A cross-genre polymath with a grounding in what she calls “urban jazz”, Manchester’s IAMDDB is one of the UK’s most ferociously creative new artists, with a back catalogue of five mixtapes behind her before even releasing a debut album proper. Through those releases, she’s immortalised the quotable but relatable lyric “Uber, Uber everywhere” and rebranded her home city as The 0161. We caught up with her before her forthcoming set at Budapest’s Sziget festival this weekend.
Hi IAMDDB! Whereabouts are you right now? You sound like you’re in a car…
“I am – I’m gonna go and fix my broken nails.”
Is it an Uber?!
“It is! I Uber everywhere!”
Famously! You should get some sort of sponsorship deal with them…
“I really should! I’ve spoken to my team about it. All I do is get in Ubers.”
What’s your Uber rating?
“Erm, I think it’s a 4-point-something, which is quite good, I think?!”
So you’re playing Sziget festival in Budapest – what do you know about it?
“Do you know what, I don’t check my festival run because I like it to be a surprise! But I’m very excited, it’ll be our first time performing in Hungary so I’m interested in how people respond to the music.”
Well, surprise! You’re going to Hungary. What do you know about the place?
“To be honest, I’m not even gonna chat shit to you because I don’t know anything about the place. I just hope the weather is good, the people are friendly and the food is good. As long as those three things are in place, I’m happy!”
Sziget prides itself on having a very pan-European crowd. You can sing and rap in Portuguese…
“Yeah, of course! I can speak Portuguese fluently.”
That must go down well when playing Portugal.
“Trust me, I feel so at home in Portugal and Brazil. When we played in Brazil, that was such a vibe because you can really connect when you speak the same language.”
Did you grow up in Portugal?
“Yeah, I lived there for the first five years of my life before moving to the UK. “
You definitely picked up the Manchester accent…
“Trust me man, I can’t get rid of it!”
You refer to Manchester as The 0161, after its dialling code. Are you hoping to do what Drake did for Toronto, rebranding it as The 6?
“Who knows, it could happen – we’ll see.”
People don’t do enough to glamorise UK cities with nicknames like that.
“Yeah, and I don’t know why! I love Manchester, it’ll be always be in my heart no matter how much I travel and sometimes it’s important to remind people where you’re from.“
So you’re playing Sziget – do you like doing festivals?
“You know what, festival crowds are interesting because you never get the same crowd twice, so my thing is just: raise the vibrations and catch a vibe. They give you a good indication of what people gravitate towards. So after doing a festival I always go, cool, when I get back to the studio I need more of this vibe, you know what I mean? It helps me understand what the audience needs.”

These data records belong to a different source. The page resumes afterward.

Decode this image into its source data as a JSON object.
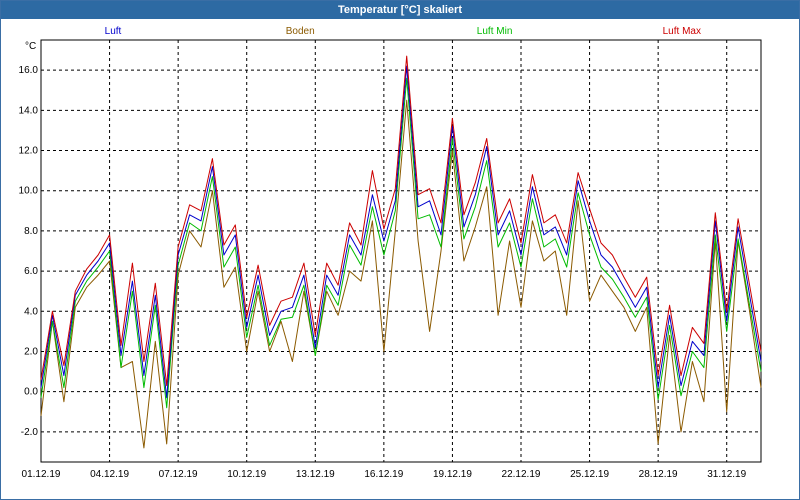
{
  "window": {
    "title": "Temperatur [°C] skaliert"
  },
  "colors": {
    "titlebar": "#2d6aa3",
    "luft": "#0000cc",
    "boden": "#8b5a00",
    "luft_min": "#00bb00",
    "luft_max": "#cc0000",
    "grid": "#000000"
  },
  "chart_data": {
    "type": "line",
    "title": "Temperatur [°C] skaliert",
    "ylabel": "°C",
    "xlabel": "",
    "ylim": [
      -3.5,
      17.5
    ],
    "xlim": [
      "2019-12-01",
      "2020-01-01 12:00"
    ],
    "grid": true,
    "legend_position": "top",
    "yticks": [
      "-2.0",
      "0.0",
      "2.0",
      "4.0",
      "6.0",
      "8.0",
      "10.0",
      "12.0",
      "14.0",
      "16.0"
    ],
    "ytick_values": [
      -2,
      0,
      2,
      4,
      6,
      8,
      10,
      12,
      14,
      16
    ],
    "xticks": [
      "01.12.19",
      "04.12.19",
      "07.12.19",
      "10.12.19",
      "13.12.19",
      "16.12.19",
      "19.12.19",
      "22.12.19",
      "25.12.19",
      "28.12.19",
      "31.12.19"
    ],
    "xtick_dates": [
      "2019-12-01",
      "2019-12-04",
      "2019-12-07",
      "2019-12-10",
      "2019-12-13",
      "2019-12-16",
      "2019-12-19",
      "2019-12-22",
      "2019-12-25",
      "2019-12-28",
      "2019-12-31"
    ],
    "series": [
      {
        "name": "Luft",
        "x": [
          "2019-12-01",
          "2019-12-01 12:00",
          "2019-12-02",
          "2019-12-02 12:00",
          "2019-12-03",
          "2019-12-03 12:00",
          "2019-12-04",
          "2019-12-04 12:00",
          "2019-12-05",
          "2019-12-05 12:00",
          "2019-12-06",
          "2019-12-06 12:00",
          "2019-12-07",
          "2019-12-07 12:00",
          "2019-12-08",
          "2019-12-08 12:00",
          "2019-12-09",
          "2019-12-09 12:00",
          "2019-12-10",
          "2019-12-10 12:00",
          "2019-12-11",
          "2019-12-11 12:00",
          "2019-12-12",
          "2019-12-12 12:00",
          "2019-12-13",
          "2019-12-13 12:00",
          "2019-12-14",
          "2019-12-14 12:00",
          "2019-12-15",
          "2019-12-15 12:00",
          "2019-12-16",
          "2019-12-16 12:00",
          "2019-12-17",
          "2019-12-17 12:00",
          "2019-12-18",
          "2019-12-18 12:00",
          "2019-12-19",
          "2019-12-19 12:00",
          "2019-12-20",
          "2019-12-20 12:00",
          "2019-12-21",
          "2019-12-21 12:00",
          "2019-12-22",
          "2019-12-22 12:00",
          "2019-12-23",
          "2019-12-23 12:00",
          "2019-12-24",
          "2019-12-24 12:00",
          "2019-12-25",
          "2019-12-25 12:00",
          "2019-12-26",
          "2019-12-26 12:00",
          "2019-12-27",
          "2019-12-27 12:00",
          "2019-12-28",
          "2019-12-28 12:00",
          "2019-12-29",
          "2019-12-29 12:00",
          "2019-12-30",
          "2019-12-30 12:00",
          "2019-12-31",
          "2019-12-31 12:00",
          "2020-01-01",
          "2020-01-01 12:00"
        ],
        "values": [
          0.2,
          3.8,
          0.8,
          4.8,
          5.8,
          6.5,
          7.4,
          1.8,
          5.5,
          0.8,
          4.8,
          -0.3,
          6.8,
          8.8,
          8.5,
          11.2,
          6.8,
          7.8,
          3.2,
          5.8,
          2.8,
          4.0,
          4.2,
          5.8,
          2.2,
          5.8,
          4.8,
          7.8,
          6.8,
          9.8,
          7.5,
          9.5,
          16.2,
          9.2,
          9.5,
          7.8,
          13.2,
          8.2,
          9.8,
          12.2,
          7.8,
          9.0,
          6.8,
          10.2,
          7.8,
          8.2,
          6.8,
          10.5,
          8.5,
          6.8,
          6.2,
          5.2,
          4.2,
          5.2,
          0.2,
          3.8,
          0.3,
          2.5,
          1.8,
          8.5,
          3.5,
          8.2,
          4.8,
          1.5
        ]
      },
      {
        "name": "Boden",
        "x": [
          "2019-12-01",
          "2019-12-01 12:00",
          "2019-12-02",
          "2019-12-02 12:00",
          "2019-12-03",
          "2019-12-03 12:00",
          "2019-12-04",
          "2019-12-04 12:00",
          "2019-12-05",
          "2019-12-05 12:00",
          "2019-12-06",
          "2019-12-06 12:00",
          "2019-12-07",
          "2019-12-07 12:00",
          "2019-12-08",
          "2019-12-08 12:00",
          "2019-12-09",
          "2019-12-09 12:00",
          "2019-12-10",
          "2019-12-10 12:00",
          "2019-12-11",
          "2019-12-11 12:00",
          "2019-12-12",
          "2019-12-12 12:00",
          "2019-12-13",
          "2019-12-13 12:00",
          "2019-12-14",
          "2019-12-14 12:00",
          "2019-12-15",
          "2019-12-15 12:00",
          "2019-12-16",
          "2019-12-16 12:00",
          "2019-12-17",
          "2019-12-17 12:00",
          "2019-12-18",
          "2019-12-18 12:00",
          "2019-12-19",
          "2019-12-19 12:00",
          "2019-12-20",
          "2019-12-20 12:00",
          "2019-12-21",
          "2019-12-21 12:00",
          "2019-12-22",
          "2019-12-22 12:00",
          "2019-12-23",
          "2019-12-23 12:00",
          "2019-12-24",
          "2019-12-24 12:00",
          "2019-12-25",
          "2019-12-25 12:00",
          "2019-12-26",
          "2019-12-26 12:00",
          "2019-12-27",
          "2019-12-27 12:00",
          "2019-12-28",
          "2019-12-28 12:00",
          "2019-12-29",
          "2019-12-29 12:00",
          "2019-12-30",
          "2019-12-30 12:00",
          "2019-12-31",
          "2019-12-31 12:00",
          "2020-01-01",
          "2020-01-01 12:00"
        ],
        "values": [
          -1.2,
          3.5,
          -0.5,
          4.2,
          5.2,
          5.8,
          6.5,
          1.2,
          1.5,
          -2.8,
          2.5,
          -2.6,
          5.8,
          8.0,
          7.2,
          10.0,
          5.2,
          6.2,
          2.0,
          5.0,
          2.0,
          3.5,
          1.5,
          5.0,
          1.8,
          5.0,
          3.8,
          6.0,
          5.5,
          8.5,
          2.0,
          8.0,
          14.5,
          7.5,
          3.0,
          7.0,
          12.0,
          6.5,
          8.2,
          10.2,
          3.8,
          7.5,
          4.2,
          8.5,
          6.5,
          7.0,
          3.8,
          9.5,
          4.5,
          5.8,
          5.0,
          4.2,
          3.0,
          4.2,
          -2.6,
          2.8,
          -2.0,
          1.5,
          -0.5,
          7.5,
          -1.0,
          7.5,
          4.0,
          0.2
        ]
      },
      {
        "name": "Luft Min",
        "x": [
          "2019-12-01",
          "2019-12-01 12:00",
          "2019-12-02",
          "2019-12-02 12:00",
          "2019-12-03",
          "2019-12-03 12:00",
          "2019-12-04",
          "2019-12-04 12:00",
          "2019-12-05",
          "2019-12-05 12:00",
          "2019-12-06",
          "2019-12-06 12:00",
          "2019-12-07",
          "2019-12-07 12:00",
          "2019-12-08",
          "2019-12-08 12:00",
          "2019-12-09",
          "2019-12-09 12:00",
          "2019-12-10",
          "2019-12-10 12:00",
          "2019-12-11",
          "2019-12-11 12:00",
          "2019-12-12",
          "2019-12-12 12:00",
          "2019-12-13",
          "2019-12-13 12:00",
          "2019-12-14",
          "2019-12-14 12:00",
          "2019-12-15",
          "2019-12-15 12:00",
          "2019-12-16",
          "2019-12-16 12:00",
          "2019-12-17",
          "2019-12-17 12:00",
          "2019-12-18",
          "2019-12-18 12:00",
          "2019-12-19",
          "2019-12-19 12:00",
          "2019-12-20",
          "2019-12-20 12:00",
          "2019-12-21",
          "2019-12-21 12:00",
          "2019-12-22",
          "2019-12-22 12:00",
          "2019-12-23",
          "2019-12-23 12:00",
          "2019-12-24",
          "2019-12-24 12:00",
          "2019-12-25",
          "2019-12-25 12:00",
          "2019-12-26",
          "2019-12-26 12:00",
          "2019-12-27",
          "2019-12-27 12:00",
          "2019-12-28",
          "2019-12-28 12:00",
          "2019-12-29",
          "2019-12-29 12:00",
          "2019-12-30",
          "2019-12-30 12:00",
          "2019-12-31",
          "2019-12-31 12:00",
          "2020-01-01",
          "2020-01-01 12:00"
        ],
        "values": [
          -0.3,
          3.5,
          0.2,
          4.5,
          5.5,
          6.2,
          7.0,
          1.2,
          5.0,
          0.2,
          4.3,
          -0.8,
          6.3,
          8.4,
          8.0,
          10.7,
          6.2,
          7.2,
          2.7,
          5.3,
          2.3,
          3.6,
          3.7,
          5.3,
          1.8,
          5.3,
          4.3,
          7.3,
          6.3,
          9.2,
          6.8,
          9.0,
          15.6,
          8.6,
          8.8,
          7.2,
          12.6,
          7.6,
          9.2,
          11.5,
          7.2,
          8.4,
          6.2,
          9.6,
          7.2,
          7.6,
          6.2,
          9.9,
          7.8,
          6.2,
          5.6,
          4.7,
          3.7,
          4.7,
          -0.4,
          3.3,
          -0.2,
          2.0,
          1.2,
          7.8,
          3.0,
          7.6,
          4.3,
          1.0
        ]
      },
      {
        "name": "Luft Max",
        "x": [
          "2019-12-01",
          "2019-12-01 12:00",
          "2019-12-02",
          "2019-12-02 12:00",
          "2019-12-03",
          "2019-12-03 12:00",
          "2019-12-04",
          "2019-12-04 12:00",
          "2019-12-05",
          "2019-12-05 12:00",
          "2019-12-06",
          "2019-12-06 12:00",
          "2019-12-07",
          "2019-12-07 12:00",
          "2019-12-08",
          "2019-12-08 12:00",
          "2019-12-09",
          "2019-12-09 12:00",
          "2019-12-10",
          "2019-12-10 12:00",
          "2019-12-11",
          "2019-12-11 12:00",
          "2019-12-12",
          "2019-12-12 12:00",
          "2019-12-13",
          "2019-12-13 12:00",
          "2019-12-14",
          "2019-12-14 12:00",
          "2019-12-15",
          "2019-12-15 12:00",
          "2019-12-16",
          "2019-12-16 12:00",
          "2019-12-17",
          "2019-12-17 12:00",
          "2019-12-18",
          "2019-12-18 12:00",
          "2019-12-19",
          "2019-12-19 12:00",
          "2019-12-20",
          "2019-12-20 12:00",
          "2019-12-21",
          "2019-12-21 12:00",
          "2019-12-22",
          "2019-12-22 12:00",
          "2019-12-23",
          "2019-12-23 12:00",
          "2019-12-24",
          "2019-12-24 12:00",
          "2019-12-25",
          "2019-12-25 12:00",
          "2019-12-26",
          "2019-12-26 12:00",
          "2019-12-27",
          "2019-12-27 12:00",
          "2019-12-28",
          "2019-12-28 12:00",
          "2019-12-29",
          "2019-12-29 12:00",
          "2019-12-30",
          "2019-12-30 12:00",
          "2019-12-31",
          "2019-12-31 12:00",
          "2020-01-01",
          "2020-01-01 12:00"
        ],
        "values": [
          0.6,
          4.0,
          1.3,
          5.0,
          6.1,
          6.8,
          7.8,
          2.3,
          6.4,
          1.5,
          5.4,
          0.3,
          7.2,
          9.3,
          9.0,
          11.6,
          7.3,
          8.3,
          3.7,
          6.3,
          3.3,
          4.5,
          4.7,
          6.4,
          2.8,
          6.4,
          5.3,
          8.4,
          7.3,
          11.0,
          8.1,
          10.1,
          16.7,
          9.8,
          10.1,
          8.4,
          13.6,
          8.8,
          10.4,
          12.6,
          8.4,
          9.6,
          7.4,
          10.8,
          8.4,
          8.8,
          7.4,
          10.9,
          9.1,
          7.4,
          6.8,
          5.7,
          4.7,
          5.7,
          0.8,
          4.3,
          0.8,
          3.2,
          2.4,
          8.9,
          4.0,
          8.6,
          5.3,
          2.0
        ]
      }
    ]
  }
}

That must help at the moment – you released your fifth mixtape, ‘Swervvvvv.5’ in February and you’re now working on your album, right?

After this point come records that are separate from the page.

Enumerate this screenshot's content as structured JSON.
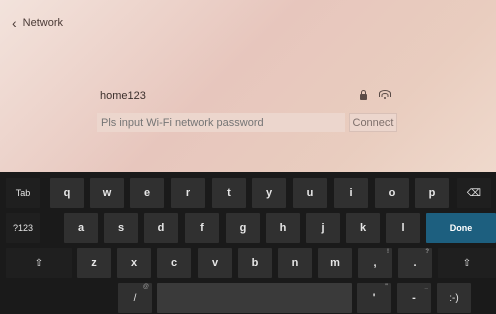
{
  "header": {
    "back_label": "Network"
  },
  "network": {
    "ssid": "home123"
  },
  "password": {
    "placeholder": "Pls input Wi-Fi network password",
    "value": ""
  },
  "connect_label": "Connect",
  "keyboard": {
    "row1": [
      "Tab",
      "q",
      "w",
      "e",
      "r",
      "t",
      "y",
      "u",
      "i",
      "o",
      "p",
      "⌫"
    ],
    "row2": [
      "?123",
      "a",
      "s",
      "d",
      "f",
      "g",
      "h",
      "j",
      "k",
      "l",
      "Done"
    ],
    "row3": [
      "⇧",
      "z",
      "x",
      "c",
      "v",
      "b",
      "n",
      "m",
      ",",
      ".",
      "⇧"
    ],
    "row4": [
      "",
      "/",
      "",
      "'",
      "-",
      ":-)"
    ],
    "hints": {
      "slash": "@",
      "comma": "!",
      "period": "?",
      "apostrophe": "\"",
      "dash": "_"
    }
  }
}
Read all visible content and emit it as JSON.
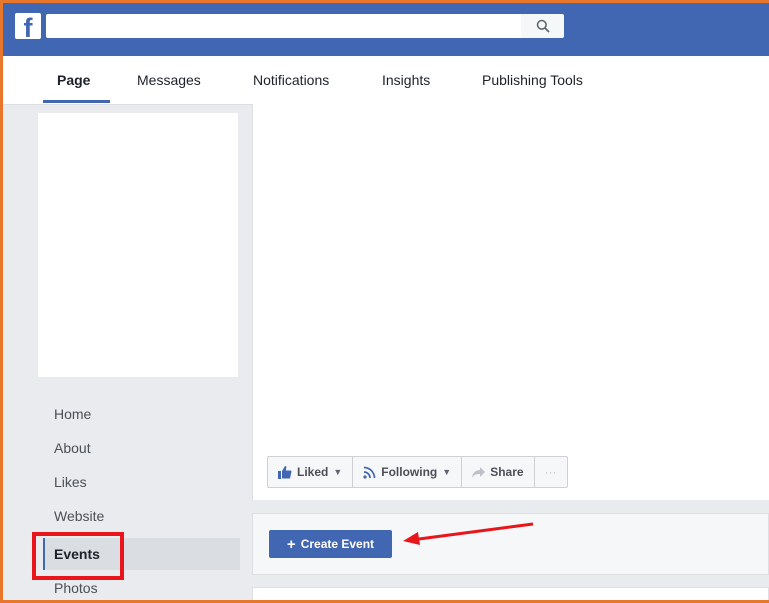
{
  "topbar": {
    "logo_letter": "f",
    "search_placeholder": "",
    "icons": [
      "facebook-logo-icon",
      "search-icon"
    ]
  },
  "tabs": [
    {
      "label": "Page",
      "active": true
    },
    {
      "label": "Messages",
      "active": false
    },
    {
      "label": "Notifications",
      "active": false
    },
    {
      "label": "Insights",
      "active": false
    },
    {
      "label": "Publishing Tools",
      "active": false
    }
  ],
  "sidebar": {
    "items": [
      {
        "label": "Home"
      },
      {
        "label": "About"
      },
      {
        "label": "Likes"
      },
      {
        "label": "Website"
      },
      {
        "label": "Events",
        "active": true
      },
      {
        "label": "Photos"
      }
    ]
  },
  "actions": {
    "liked_label": "Liked",
    "following_label": "Following",
    "share_label": "Share",
    "more_label": "···"
  },
  "events": {
    "create_label": "Create Event",
    "plus": "+"
  },
  "colors": {
    "brand_blue": "#4267b2",
    "frame_orange": "#e8762b",
    "highlight_red": "#e8151b",
    "page_bg": "#e9ebee"
  }
}
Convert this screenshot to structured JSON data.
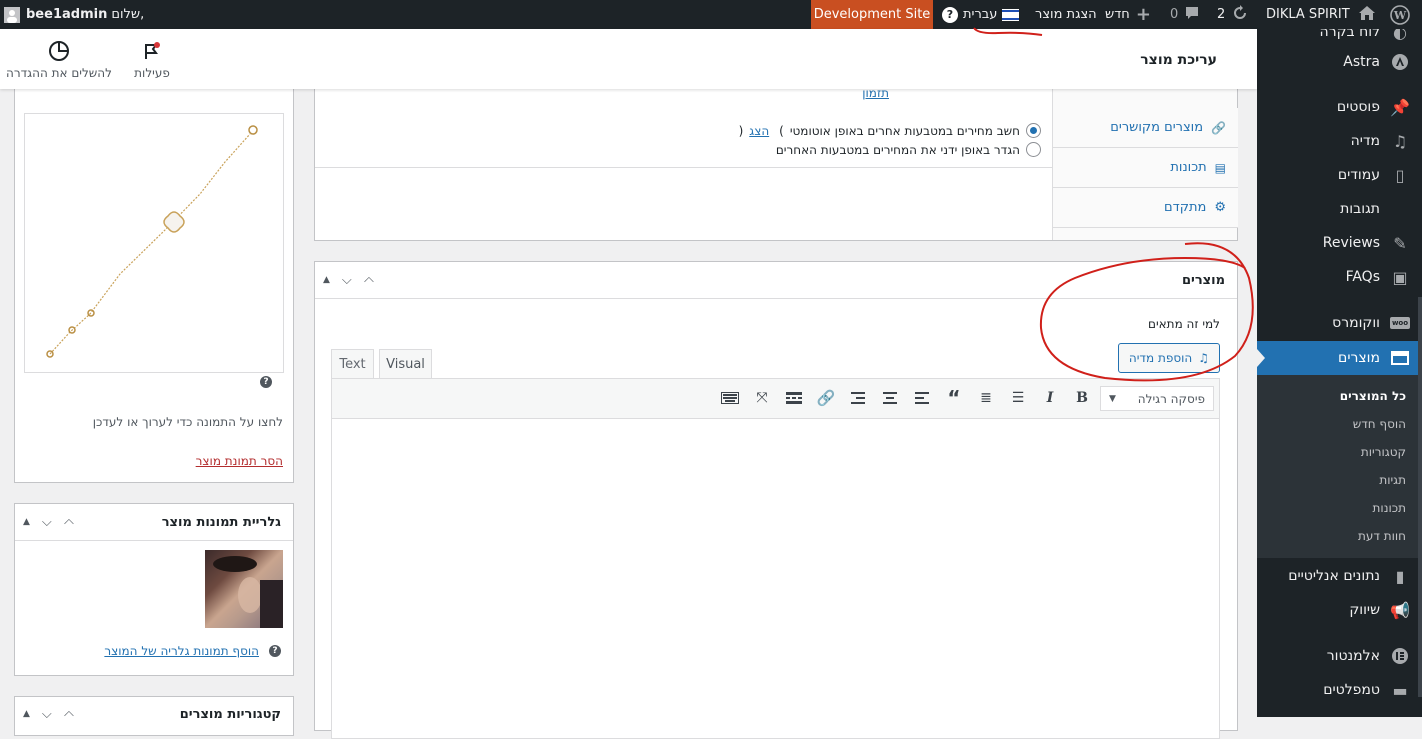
{
  "adminbar": {
    "greeting": "שלום,",
    "username": "bee1admin",
    "dev_site": "Development Site",
    "language": "עברית",
    "view_product": "הצגת מוצר",
    "new": "חדש",
    "comments_count": "0",
    "updates_count": "2",
    "site_name": "DIKLA SPIRIT"
  },
  "header": {
    "title": "עריכת מוצר",
    "activity": "פעילות",
    "finish_setup": "להשלים את ההגדרה"
  },
  "sidebar": {
    "top_partial": "לוח בקרה",
    "items": [
      {
        "label": "Astra",
        "icon": "astra-icon"
      },
      {
        "label": "פוסטים",
        "icon": "pin-icon"
      },
      {
        "label": "מדיה",
        "icon": "media-icon"
      },
      {
        "label": "עמודים",
        "icon": "pages-icon"
      },
      {
        "label": "תגובות",
        "icon": "comments-icon"
      },
      {
        "label": "Reviews",
        "icon": "pin-icon"
      },
      {
        "label": "FAQs",
        "icon": "faq-icon"
      },
      {
        "label": "ווקומרס",
        "icon": "woo-icon"
      },
      {
        "label": "מוצרים",
        "icon": "products-icon"
      }
    ],
    "submenu": [
      "כל המוצרים",
      "הוסף חדש",
      "קטגוריות",
      "תגיות",
      "תכונות",
      "חוות דעת"
    ],
    "items_after": [
      {
        "label": "נתונים אנליטיים",
        "icon": "analytics-icon"
      },
      {
        "label": "שיווק",
        "icon": "megaphone-icon"
      },
      {
        "label": "אלמנטור",
        "icon": "elementor-icon"
      },
      {
        "label": "טמפלטים",
        "icon": "folder-icon"
      }
    ]
  },
  "product_data": {
    "schedule_link": "תזמון",
    "radio_auto": "חשב מחירים במטבעות אחרים באופן אוטומטי",
    "radio_auto_link": "הצג",
    "radio_manual": "הגדר באופן ידני את המחירים במטבעות האחרים",
    "tabs": [
      "מוצרים מקושרים",
      "תכונות",
      "מתקדם"
    ]
  },
  "editor": {
    "title": "מוצרים",
    "label": "למי זה מתאים",
    "add_media": "הוספת מדיה",
    "tab_visual": "Visual",
    "tab_text": "Text",
    "format_select": "פיסקה רגילה"
  },
  "product_image": {
    "help": "?",
    "instruction": "לחצו על התמונה כדי לערוך או לעדכן",
    "remove_link": "הסר תמונת מוצר"
  },
  "gallery": {
    "title": "גלריית תמונות מוצר",
    "add_link": "הוסף תמונות גלריה של המוצר",
    "help": "?"
  },
  "categories": {
    "title": "קטגוריות מוצרים"
  }
}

“Yeah man, the album’s next but I’m dropping that in 2020. I’ve got some interesting collaborations and I’m really staying focused on making the best quality disc I can at the moment.”

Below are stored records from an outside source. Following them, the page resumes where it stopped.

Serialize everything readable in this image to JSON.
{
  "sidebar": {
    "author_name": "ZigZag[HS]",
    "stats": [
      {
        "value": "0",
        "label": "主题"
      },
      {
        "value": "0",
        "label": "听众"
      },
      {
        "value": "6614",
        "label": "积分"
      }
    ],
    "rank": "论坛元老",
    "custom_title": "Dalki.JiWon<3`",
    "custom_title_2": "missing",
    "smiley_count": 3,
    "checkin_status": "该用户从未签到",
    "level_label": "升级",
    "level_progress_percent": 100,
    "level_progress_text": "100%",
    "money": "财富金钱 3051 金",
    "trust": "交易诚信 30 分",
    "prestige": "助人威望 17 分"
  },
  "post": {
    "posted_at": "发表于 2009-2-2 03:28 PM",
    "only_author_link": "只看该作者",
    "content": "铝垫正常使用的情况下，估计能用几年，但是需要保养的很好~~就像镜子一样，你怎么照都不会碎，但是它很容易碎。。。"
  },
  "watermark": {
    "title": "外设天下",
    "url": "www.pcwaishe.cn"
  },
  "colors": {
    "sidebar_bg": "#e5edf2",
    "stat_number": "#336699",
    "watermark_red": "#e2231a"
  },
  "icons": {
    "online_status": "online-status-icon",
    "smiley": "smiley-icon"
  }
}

Any hints about what it’ll sound like?
“No! No hints. I’m not one to speak about things before they happen.”
Does it feel different making an album as opposed to a mixtape?
“It really doesn’t you know. I feel like I’ve already put out five albums as it is. It’s the same fucking thing! I guess this time it’s been a bit more organised and structured, a bit more of a solid idea behind it.”
And you might actually get paid this time…
“Ha! They’ve all recouped very well, so I’ve got no complaints.”
You call what you do ‘urban jazz’. Jazz used to be a bit of a dirty word, but it feels there’s an exciting new generation of jazz acts breathing new life into it.
“Yeah, I am so proud to be from a jazz background, hence why I push urban jazz so much. When I came through to the industry no one was really talking about jazz – people would just think, OK, you smoke weed, you’re a bit lazy… but I feel like this whole urban jazz scene has opened barriers and helped people understand that you can really mix genres. It’s exciting to see people express themselves in all these different ways that all come back to jazz.”
Sziget festival takes place from August 7 to 13 in Budapest, Hungary. Get tickets here